Retail sales rose in the UK in January, but failed to match market forecasts despite growth in non-food stores such as sports equipment, games and toys.
Official data from the Office for National Statistics (ONS) showed a meagre 0.1% month-on-month rise in sales volumes. While this was up from the 1.5% decline seen in December, it failed to match the 0.5% gain forecast by analysts.
The annual rate of retail sales growth rose to 1.6% in January, from 1.5% in December - but failed to meet the 2.6% growth predicted.
ONS statisticians said that feedback from retailers suggested that New Year resolutions to get fit contributed to the sales increase - with sports equipment stores among the strongest performers.
The year-on-year growth rate for quantity bought in food stores showed a decline for the sixth-consecutive month, however, down 0.9% as food prices continued to rise.

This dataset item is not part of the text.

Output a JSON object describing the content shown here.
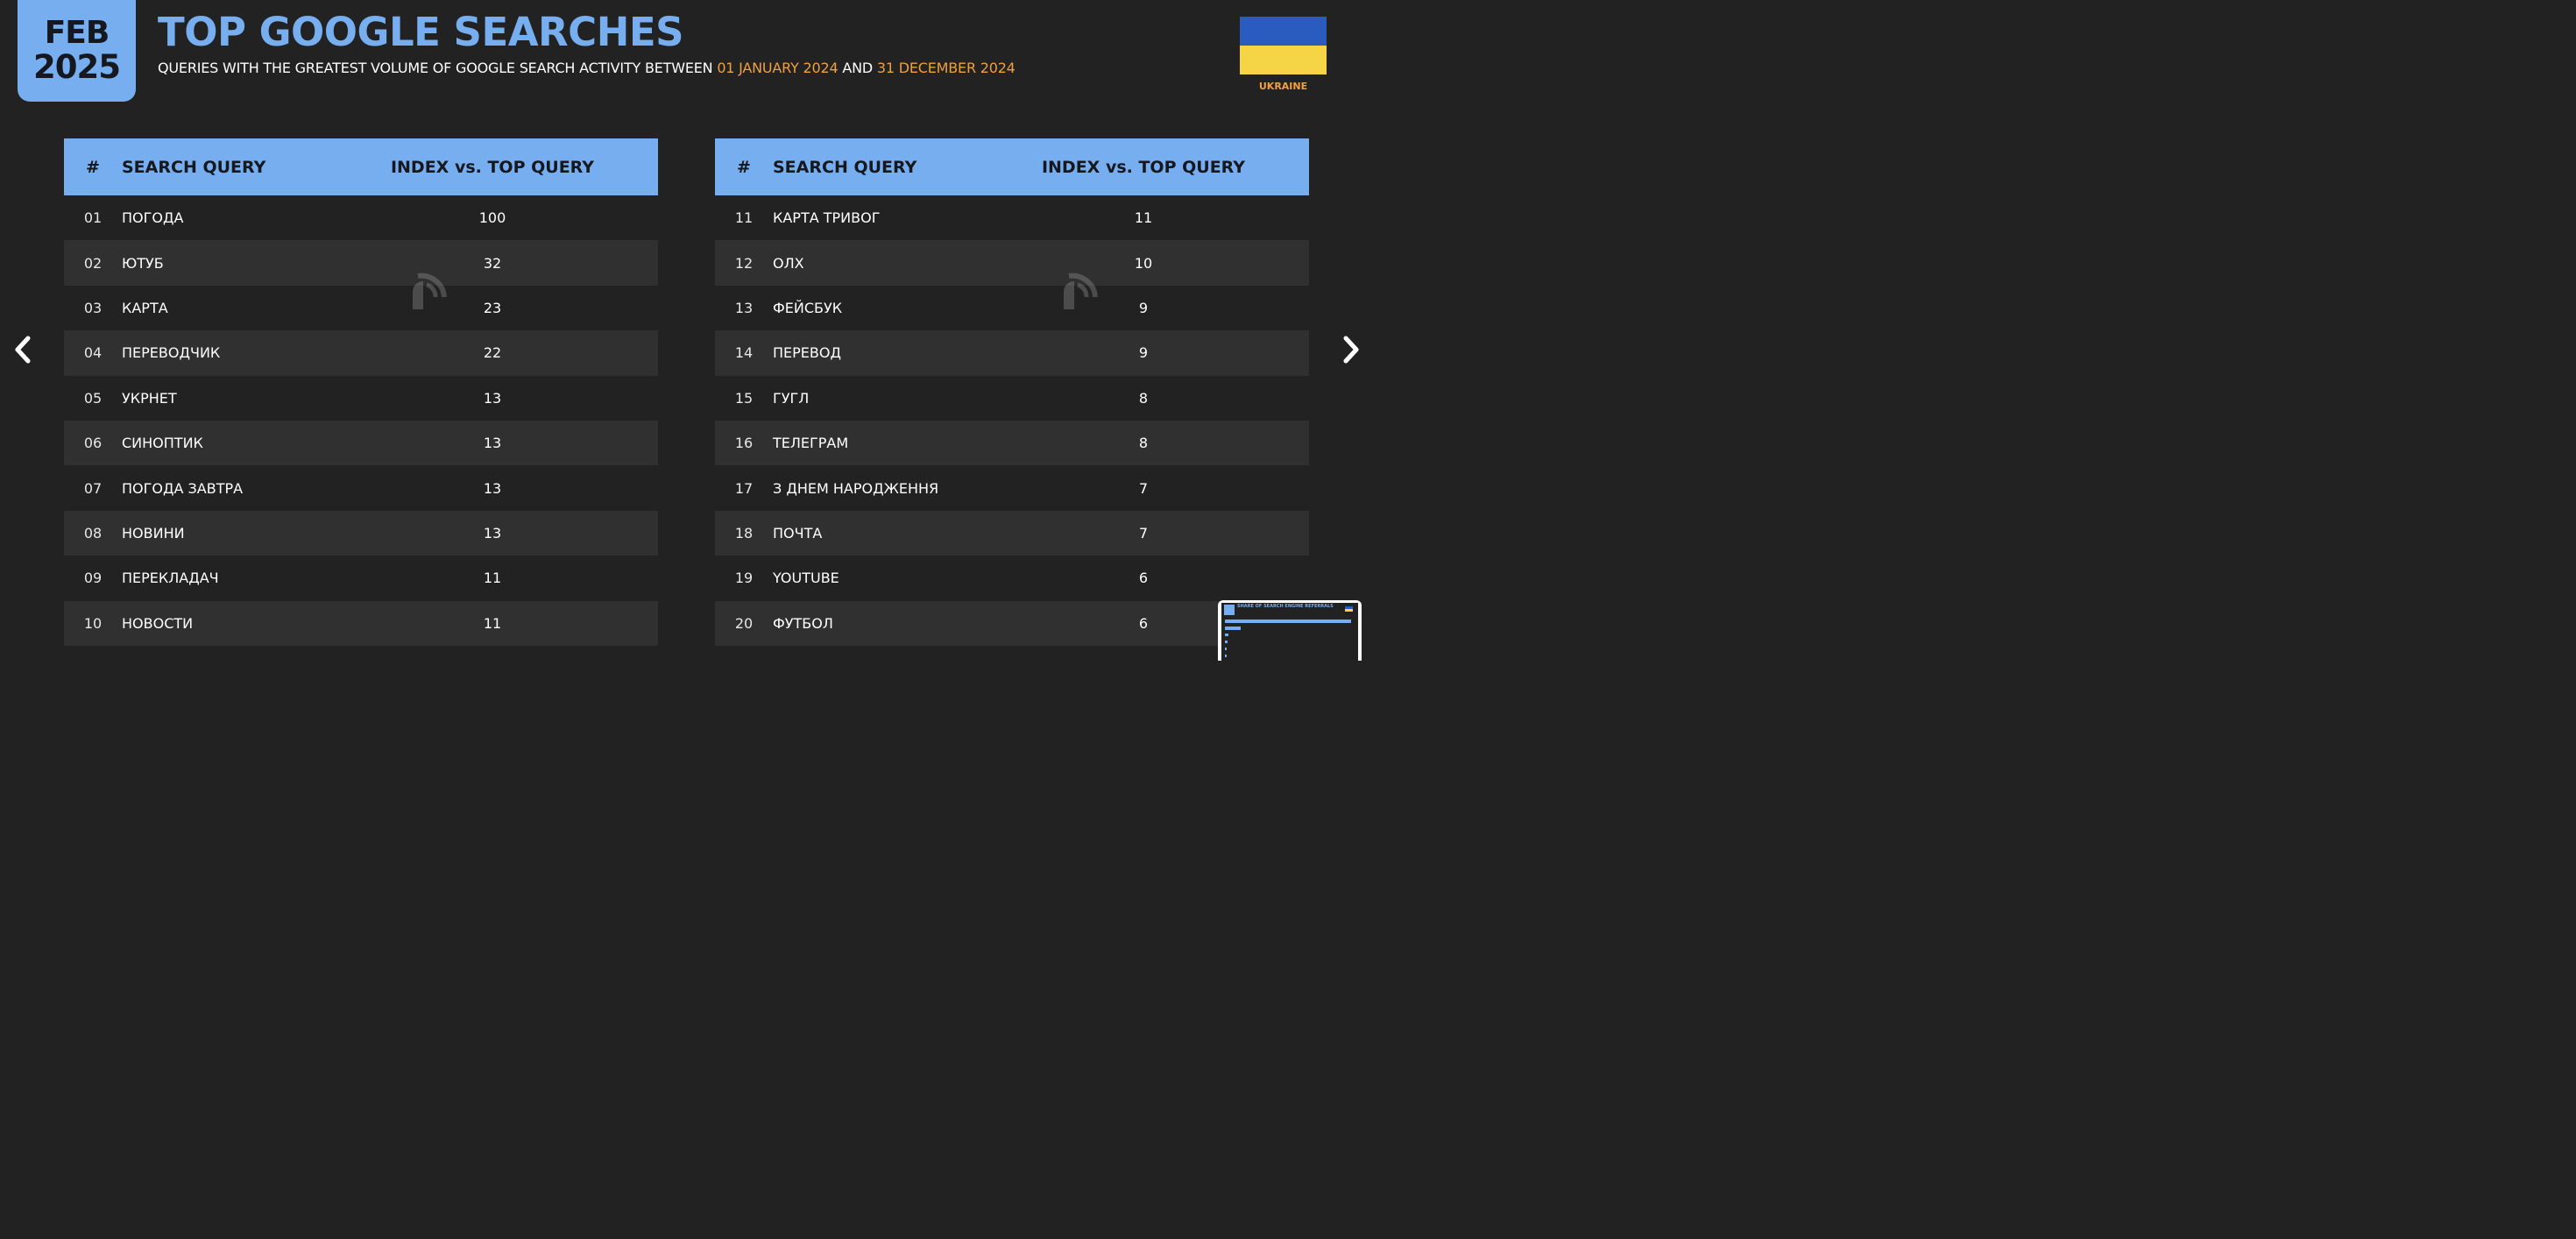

Senior statistician Rhian Murphy said: "Retail sales growth was broadly flat at the beginning of the New Year with the longer-term picture showing a continued slowdown in the sector. This can partly be attributed to a background of generally rising prices.
“Growth in the quantity of sporting equipment, games and toys being bought was offset by falling food sales when compared with the same month a year earlier."

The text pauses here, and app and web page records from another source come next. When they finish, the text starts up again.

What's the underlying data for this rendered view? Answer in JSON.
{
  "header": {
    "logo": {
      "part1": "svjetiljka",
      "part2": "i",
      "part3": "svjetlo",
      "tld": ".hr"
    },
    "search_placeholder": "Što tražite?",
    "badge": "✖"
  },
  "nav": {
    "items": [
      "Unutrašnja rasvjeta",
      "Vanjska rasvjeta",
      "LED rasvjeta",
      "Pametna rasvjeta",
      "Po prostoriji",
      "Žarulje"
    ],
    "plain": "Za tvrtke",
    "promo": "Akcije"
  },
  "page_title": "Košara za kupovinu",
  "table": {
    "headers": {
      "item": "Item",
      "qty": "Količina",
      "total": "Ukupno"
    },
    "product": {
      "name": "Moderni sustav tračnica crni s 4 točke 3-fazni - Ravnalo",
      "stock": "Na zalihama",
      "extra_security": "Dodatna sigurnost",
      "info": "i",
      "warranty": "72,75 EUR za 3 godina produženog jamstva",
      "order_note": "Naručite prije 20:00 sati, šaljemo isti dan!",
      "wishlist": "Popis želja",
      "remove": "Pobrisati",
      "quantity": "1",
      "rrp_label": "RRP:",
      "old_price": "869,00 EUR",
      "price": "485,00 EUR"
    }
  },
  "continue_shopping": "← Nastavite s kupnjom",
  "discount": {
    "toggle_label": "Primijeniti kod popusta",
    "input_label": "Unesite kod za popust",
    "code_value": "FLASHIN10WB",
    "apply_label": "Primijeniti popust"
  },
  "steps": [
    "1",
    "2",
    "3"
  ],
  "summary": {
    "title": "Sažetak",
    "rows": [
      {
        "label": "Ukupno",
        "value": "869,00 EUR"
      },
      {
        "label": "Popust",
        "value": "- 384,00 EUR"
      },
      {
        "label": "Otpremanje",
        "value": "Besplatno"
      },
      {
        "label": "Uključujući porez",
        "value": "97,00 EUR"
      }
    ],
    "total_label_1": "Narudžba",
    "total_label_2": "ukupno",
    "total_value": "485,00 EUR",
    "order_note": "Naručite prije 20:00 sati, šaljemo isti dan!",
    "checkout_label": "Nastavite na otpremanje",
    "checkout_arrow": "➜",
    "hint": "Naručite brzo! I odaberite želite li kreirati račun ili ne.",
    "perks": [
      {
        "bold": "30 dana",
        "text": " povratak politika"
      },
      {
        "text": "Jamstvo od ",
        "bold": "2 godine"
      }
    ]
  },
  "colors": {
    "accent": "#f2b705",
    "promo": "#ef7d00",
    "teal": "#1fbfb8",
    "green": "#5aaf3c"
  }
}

The ONS figures tallied with findings for January retail sales, published earlier this month by the British Retail Consortium (BRC), which highlighted a "tough trading environment" with sales and profits "harder to come by".
Helen Dickinson, BRC chief executive, said at the time: "Against this challenging backdrop, 2018 didn't have a bad start during what is traditionally a lean month, with sales creeping up in line with the year's average."
Ruth Gregory, UK economist at Capital Economics, said: "January’s subdued rise in the official measure of retail sales volumes suggests that the real pay squeeze is continuing to take its toll on high-street spending."
She added, however, that "consumer spending should receive more fundamental support over the coming quarters" if inflation continues to fall back and wage growth increases as expected.
Sterling was mixed, with a small gain against the dollar, but a 0.18% dip against the euro to £0.8885. There were strong gains, however, for UK stocks with the FTSE 100 up 0.78% and the mid-cap FTSE 250 up 0.73%.